EXERCISE REQUIREMENTS =
Please copy each line of the data that includes the string "views".

━━━━━━━━━━━━━━━━━━━━

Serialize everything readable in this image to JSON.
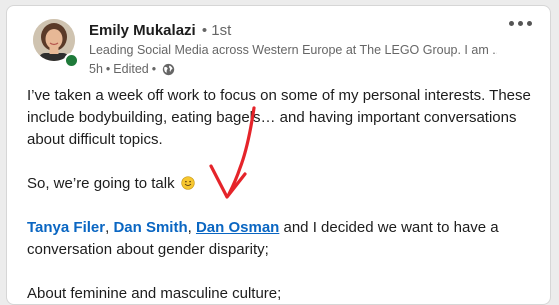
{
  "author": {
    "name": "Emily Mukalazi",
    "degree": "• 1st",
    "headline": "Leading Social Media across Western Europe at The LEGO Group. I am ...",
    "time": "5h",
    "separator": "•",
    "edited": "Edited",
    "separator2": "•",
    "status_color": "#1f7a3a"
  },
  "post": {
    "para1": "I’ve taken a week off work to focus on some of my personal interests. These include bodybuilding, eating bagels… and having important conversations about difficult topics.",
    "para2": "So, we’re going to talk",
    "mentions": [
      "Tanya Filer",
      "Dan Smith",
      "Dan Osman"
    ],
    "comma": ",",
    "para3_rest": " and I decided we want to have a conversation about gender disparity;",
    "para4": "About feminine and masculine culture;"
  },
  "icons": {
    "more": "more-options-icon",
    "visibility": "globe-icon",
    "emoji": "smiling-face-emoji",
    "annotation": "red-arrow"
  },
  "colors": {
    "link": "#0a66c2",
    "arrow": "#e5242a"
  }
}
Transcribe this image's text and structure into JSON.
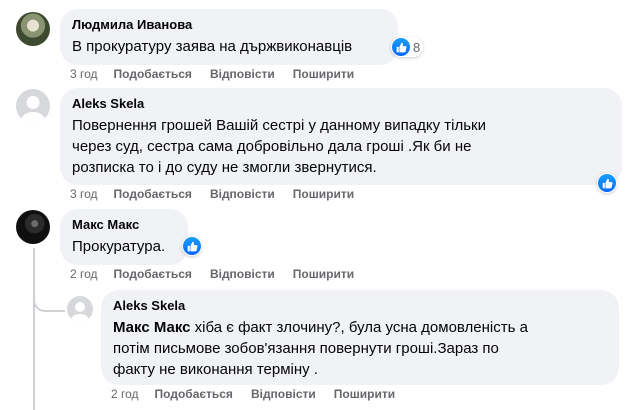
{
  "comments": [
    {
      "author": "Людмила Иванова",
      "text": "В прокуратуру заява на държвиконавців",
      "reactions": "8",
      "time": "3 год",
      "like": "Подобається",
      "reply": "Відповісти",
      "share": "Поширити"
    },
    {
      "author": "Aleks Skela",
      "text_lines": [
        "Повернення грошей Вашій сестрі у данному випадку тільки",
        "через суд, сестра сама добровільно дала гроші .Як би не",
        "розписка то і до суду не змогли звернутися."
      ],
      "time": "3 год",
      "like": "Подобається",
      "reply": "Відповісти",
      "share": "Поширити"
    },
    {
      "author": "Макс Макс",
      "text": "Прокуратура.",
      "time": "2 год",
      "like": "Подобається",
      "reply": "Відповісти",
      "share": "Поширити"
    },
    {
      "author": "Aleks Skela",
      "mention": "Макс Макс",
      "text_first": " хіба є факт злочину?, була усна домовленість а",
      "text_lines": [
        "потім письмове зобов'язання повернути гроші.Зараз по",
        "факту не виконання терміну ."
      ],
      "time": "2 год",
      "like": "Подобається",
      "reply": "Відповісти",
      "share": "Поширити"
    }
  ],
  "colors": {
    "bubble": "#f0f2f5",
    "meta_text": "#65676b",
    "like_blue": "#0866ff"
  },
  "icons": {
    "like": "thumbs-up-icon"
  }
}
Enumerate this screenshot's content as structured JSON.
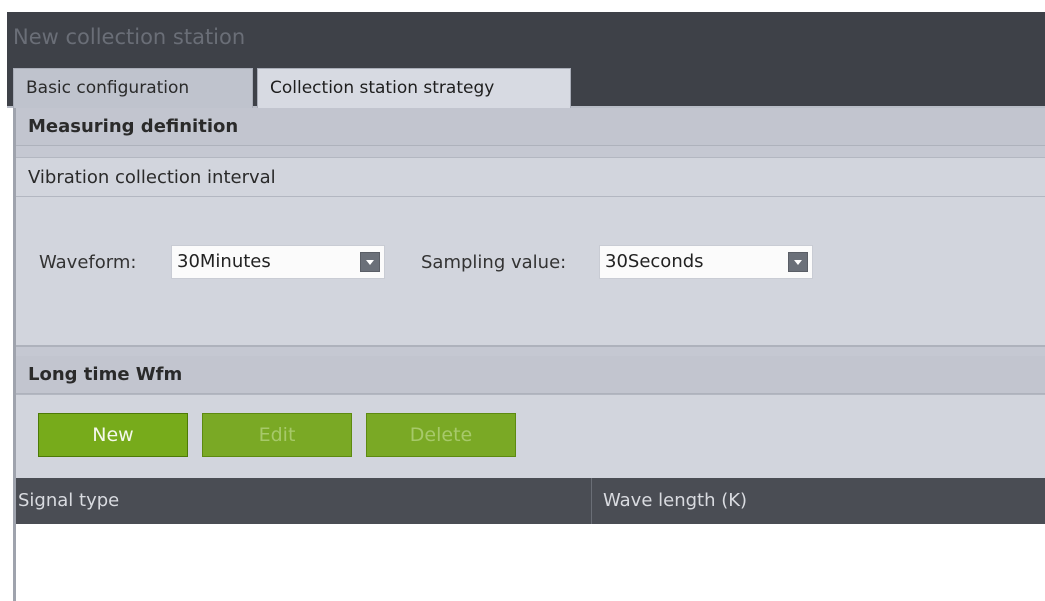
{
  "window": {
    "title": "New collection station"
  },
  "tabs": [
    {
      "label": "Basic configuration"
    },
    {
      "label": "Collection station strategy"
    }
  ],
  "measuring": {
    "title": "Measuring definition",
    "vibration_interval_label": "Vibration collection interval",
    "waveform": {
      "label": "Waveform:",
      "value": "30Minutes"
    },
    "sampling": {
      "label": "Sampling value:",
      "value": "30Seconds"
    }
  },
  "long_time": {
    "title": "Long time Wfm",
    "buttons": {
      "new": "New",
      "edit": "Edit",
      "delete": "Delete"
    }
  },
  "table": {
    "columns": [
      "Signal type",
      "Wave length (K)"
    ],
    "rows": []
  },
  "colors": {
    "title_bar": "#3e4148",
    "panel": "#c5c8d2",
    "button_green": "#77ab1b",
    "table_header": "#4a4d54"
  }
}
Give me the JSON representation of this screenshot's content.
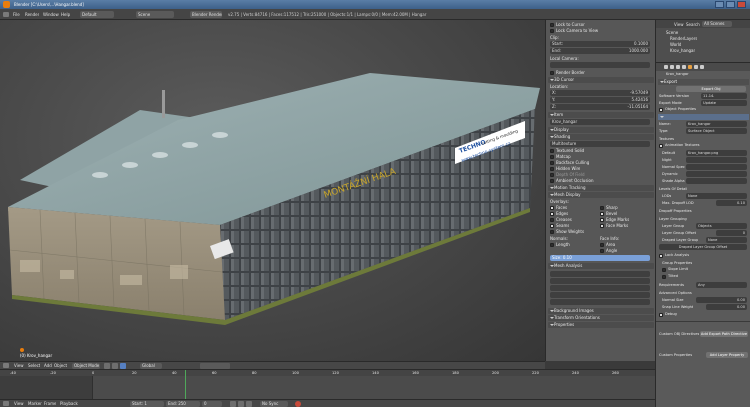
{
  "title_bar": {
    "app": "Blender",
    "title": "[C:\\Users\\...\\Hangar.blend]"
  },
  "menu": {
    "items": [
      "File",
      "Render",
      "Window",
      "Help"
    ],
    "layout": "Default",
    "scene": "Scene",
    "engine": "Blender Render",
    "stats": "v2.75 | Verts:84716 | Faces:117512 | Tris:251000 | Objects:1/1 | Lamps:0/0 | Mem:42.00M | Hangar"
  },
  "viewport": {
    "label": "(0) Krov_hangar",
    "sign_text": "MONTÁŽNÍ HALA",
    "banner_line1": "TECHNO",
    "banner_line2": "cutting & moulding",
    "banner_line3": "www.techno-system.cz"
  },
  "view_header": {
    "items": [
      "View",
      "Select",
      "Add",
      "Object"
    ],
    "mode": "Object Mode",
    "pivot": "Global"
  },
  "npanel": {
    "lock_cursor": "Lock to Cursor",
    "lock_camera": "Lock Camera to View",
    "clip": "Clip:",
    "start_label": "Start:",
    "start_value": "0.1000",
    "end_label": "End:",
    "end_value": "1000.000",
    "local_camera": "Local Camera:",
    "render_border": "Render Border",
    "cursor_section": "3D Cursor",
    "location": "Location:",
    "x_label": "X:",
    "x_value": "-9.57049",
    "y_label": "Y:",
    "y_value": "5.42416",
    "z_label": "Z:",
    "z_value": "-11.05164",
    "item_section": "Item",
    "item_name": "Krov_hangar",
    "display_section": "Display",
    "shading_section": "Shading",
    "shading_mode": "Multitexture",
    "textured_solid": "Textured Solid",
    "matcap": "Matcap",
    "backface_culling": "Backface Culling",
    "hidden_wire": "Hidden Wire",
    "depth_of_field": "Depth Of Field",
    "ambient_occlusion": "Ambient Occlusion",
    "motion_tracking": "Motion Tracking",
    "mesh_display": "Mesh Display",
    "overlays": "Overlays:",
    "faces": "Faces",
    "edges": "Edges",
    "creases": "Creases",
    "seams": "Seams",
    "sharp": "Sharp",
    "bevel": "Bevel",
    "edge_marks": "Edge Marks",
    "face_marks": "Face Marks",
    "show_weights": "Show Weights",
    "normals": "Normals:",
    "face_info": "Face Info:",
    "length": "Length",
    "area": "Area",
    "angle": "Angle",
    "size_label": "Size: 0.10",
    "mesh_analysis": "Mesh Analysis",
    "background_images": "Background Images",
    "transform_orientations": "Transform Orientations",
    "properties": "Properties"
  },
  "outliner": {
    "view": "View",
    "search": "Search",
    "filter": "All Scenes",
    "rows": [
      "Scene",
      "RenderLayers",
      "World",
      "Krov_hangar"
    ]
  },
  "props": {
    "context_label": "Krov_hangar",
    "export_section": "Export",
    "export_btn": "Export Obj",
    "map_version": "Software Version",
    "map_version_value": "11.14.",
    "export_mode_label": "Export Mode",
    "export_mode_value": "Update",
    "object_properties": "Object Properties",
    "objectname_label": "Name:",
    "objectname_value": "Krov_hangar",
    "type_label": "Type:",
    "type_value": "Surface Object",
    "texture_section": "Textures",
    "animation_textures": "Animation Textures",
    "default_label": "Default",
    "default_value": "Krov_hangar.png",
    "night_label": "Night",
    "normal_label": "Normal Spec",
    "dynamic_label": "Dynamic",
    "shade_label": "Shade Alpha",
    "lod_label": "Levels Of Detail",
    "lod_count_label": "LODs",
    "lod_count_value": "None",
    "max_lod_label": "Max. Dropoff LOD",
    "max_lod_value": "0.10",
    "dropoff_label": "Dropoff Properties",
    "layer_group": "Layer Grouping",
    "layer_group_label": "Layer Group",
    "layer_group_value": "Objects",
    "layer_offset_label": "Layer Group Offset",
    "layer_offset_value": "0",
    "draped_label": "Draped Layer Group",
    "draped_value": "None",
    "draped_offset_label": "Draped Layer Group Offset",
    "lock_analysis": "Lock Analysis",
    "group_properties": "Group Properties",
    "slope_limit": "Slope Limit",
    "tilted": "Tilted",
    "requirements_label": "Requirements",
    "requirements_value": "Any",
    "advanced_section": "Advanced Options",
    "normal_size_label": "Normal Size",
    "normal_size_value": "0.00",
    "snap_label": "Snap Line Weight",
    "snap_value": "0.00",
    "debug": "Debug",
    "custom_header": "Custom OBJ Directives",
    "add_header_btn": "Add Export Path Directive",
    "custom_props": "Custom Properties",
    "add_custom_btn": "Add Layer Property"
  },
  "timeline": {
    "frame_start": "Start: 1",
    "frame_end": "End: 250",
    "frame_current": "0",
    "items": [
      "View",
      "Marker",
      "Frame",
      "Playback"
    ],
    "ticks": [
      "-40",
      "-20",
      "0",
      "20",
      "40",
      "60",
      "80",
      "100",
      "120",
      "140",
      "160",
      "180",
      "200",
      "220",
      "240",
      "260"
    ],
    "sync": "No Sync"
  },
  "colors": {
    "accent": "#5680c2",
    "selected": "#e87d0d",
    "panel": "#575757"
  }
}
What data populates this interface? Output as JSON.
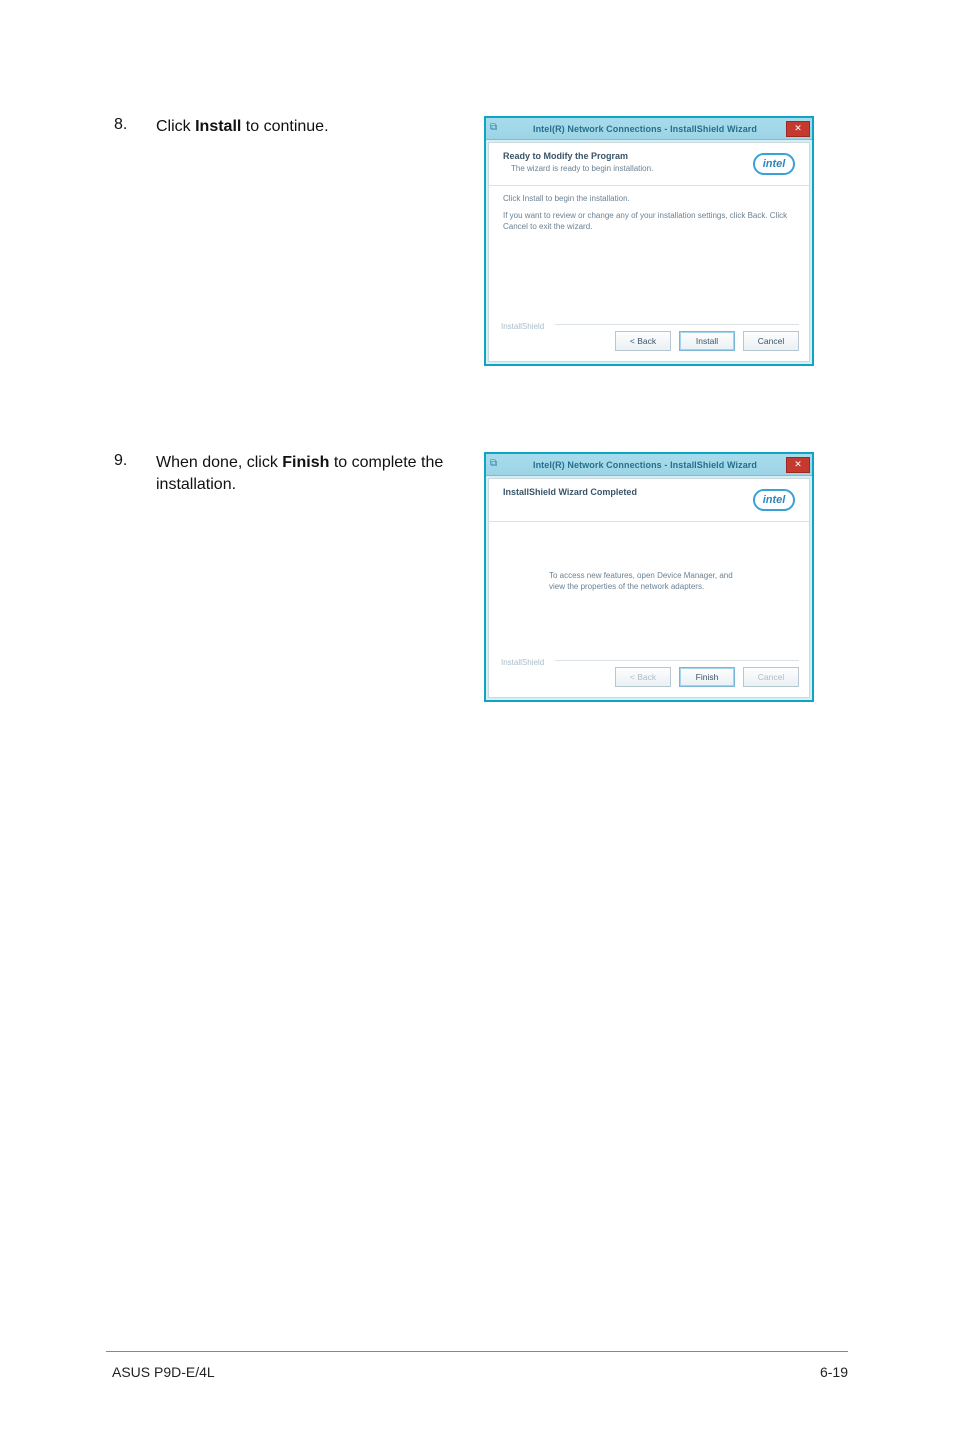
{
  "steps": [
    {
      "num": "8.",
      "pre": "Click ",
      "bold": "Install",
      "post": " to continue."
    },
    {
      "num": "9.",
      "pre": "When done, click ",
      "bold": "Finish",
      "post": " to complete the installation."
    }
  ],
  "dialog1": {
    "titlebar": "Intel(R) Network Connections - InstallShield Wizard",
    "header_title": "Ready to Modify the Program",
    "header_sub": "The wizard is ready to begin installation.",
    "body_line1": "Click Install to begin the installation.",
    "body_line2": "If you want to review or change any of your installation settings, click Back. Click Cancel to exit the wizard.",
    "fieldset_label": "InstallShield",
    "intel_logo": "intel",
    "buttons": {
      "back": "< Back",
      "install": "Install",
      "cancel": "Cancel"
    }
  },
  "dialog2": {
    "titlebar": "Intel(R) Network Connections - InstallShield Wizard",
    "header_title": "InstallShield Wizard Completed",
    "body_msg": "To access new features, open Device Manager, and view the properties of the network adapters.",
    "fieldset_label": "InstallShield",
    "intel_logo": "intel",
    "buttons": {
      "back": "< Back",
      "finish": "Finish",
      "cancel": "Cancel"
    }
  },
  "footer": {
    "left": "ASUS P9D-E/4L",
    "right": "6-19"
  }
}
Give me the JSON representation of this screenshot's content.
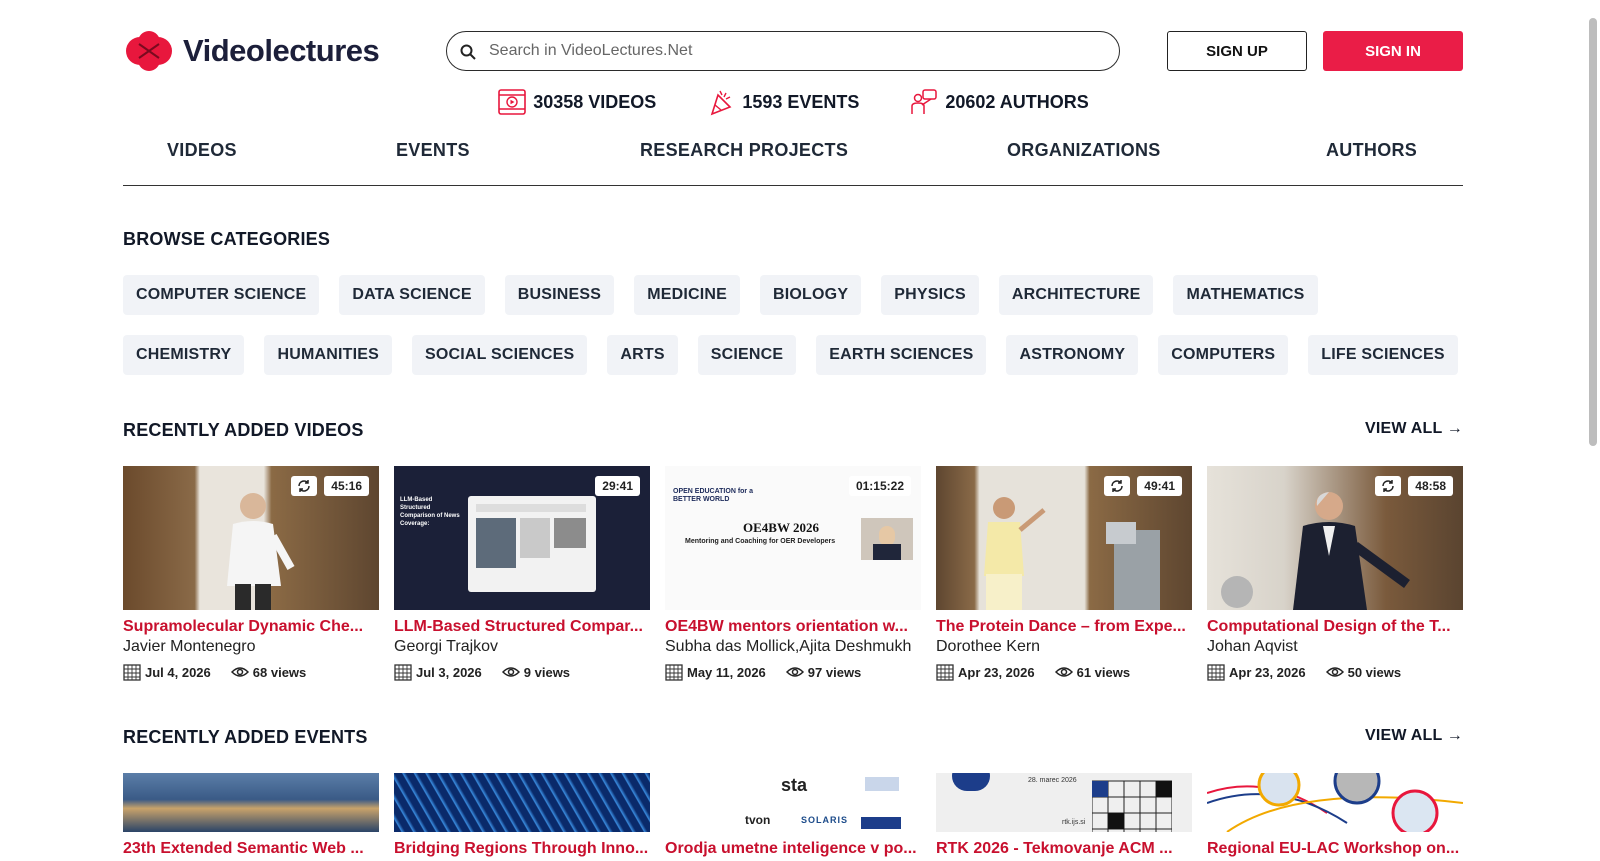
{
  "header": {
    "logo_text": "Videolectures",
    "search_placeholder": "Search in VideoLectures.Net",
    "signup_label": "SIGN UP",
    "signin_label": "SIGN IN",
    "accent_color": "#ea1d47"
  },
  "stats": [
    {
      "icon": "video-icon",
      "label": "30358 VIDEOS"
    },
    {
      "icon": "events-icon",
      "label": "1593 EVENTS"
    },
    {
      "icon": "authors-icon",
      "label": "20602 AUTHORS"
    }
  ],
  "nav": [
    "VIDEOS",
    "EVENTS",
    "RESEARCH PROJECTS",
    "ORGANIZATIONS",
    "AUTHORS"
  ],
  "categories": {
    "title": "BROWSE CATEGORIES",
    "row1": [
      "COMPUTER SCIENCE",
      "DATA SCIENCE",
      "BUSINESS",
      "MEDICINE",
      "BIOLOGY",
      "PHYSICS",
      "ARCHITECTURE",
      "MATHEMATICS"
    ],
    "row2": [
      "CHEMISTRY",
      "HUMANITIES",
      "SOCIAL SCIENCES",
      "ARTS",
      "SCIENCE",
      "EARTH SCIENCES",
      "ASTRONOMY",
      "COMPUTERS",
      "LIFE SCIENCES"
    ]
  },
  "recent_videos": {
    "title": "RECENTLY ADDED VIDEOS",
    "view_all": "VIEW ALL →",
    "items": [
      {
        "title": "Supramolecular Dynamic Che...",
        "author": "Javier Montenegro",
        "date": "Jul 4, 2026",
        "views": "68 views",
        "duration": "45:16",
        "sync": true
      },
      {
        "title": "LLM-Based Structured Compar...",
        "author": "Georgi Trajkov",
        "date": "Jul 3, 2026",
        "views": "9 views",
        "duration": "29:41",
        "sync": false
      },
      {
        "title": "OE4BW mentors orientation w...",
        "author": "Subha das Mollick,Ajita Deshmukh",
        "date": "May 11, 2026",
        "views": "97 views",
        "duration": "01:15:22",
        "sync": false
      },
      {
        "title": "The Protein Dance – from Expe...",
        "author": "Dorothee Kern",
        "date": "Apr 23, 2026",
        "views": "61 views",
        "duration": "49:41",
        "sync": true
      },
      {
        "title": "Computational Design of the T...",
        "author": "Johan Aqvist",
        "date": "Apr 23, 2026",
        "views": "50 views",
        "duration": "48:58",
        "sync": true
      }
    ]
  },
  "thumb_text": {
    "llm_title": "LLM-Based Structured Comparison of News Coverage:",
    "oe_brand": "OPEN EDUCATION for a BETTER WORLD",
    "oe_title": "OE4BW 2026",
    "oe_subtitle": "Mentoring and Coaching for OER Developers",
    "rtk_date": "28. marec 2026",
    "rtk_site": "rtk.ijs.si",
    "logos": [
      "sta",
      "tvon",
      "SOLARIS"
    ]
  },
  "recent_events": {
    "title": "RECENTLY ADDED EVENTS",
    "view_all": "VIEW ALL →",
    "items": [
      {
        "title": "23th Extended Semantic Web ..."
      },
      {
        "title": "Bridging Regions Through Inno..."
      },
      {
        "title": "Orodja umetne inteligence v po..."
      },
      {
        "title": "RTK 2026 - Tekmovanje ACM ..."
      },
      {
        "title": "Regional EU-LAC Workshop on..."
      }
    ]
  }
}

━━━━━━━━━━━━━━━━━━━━

EXERCISE SOLUTION =
        "views": "68 views",
        "views": "9 views",
        "views": "97 views",
        "views": "61 views",
        "views": "50 views",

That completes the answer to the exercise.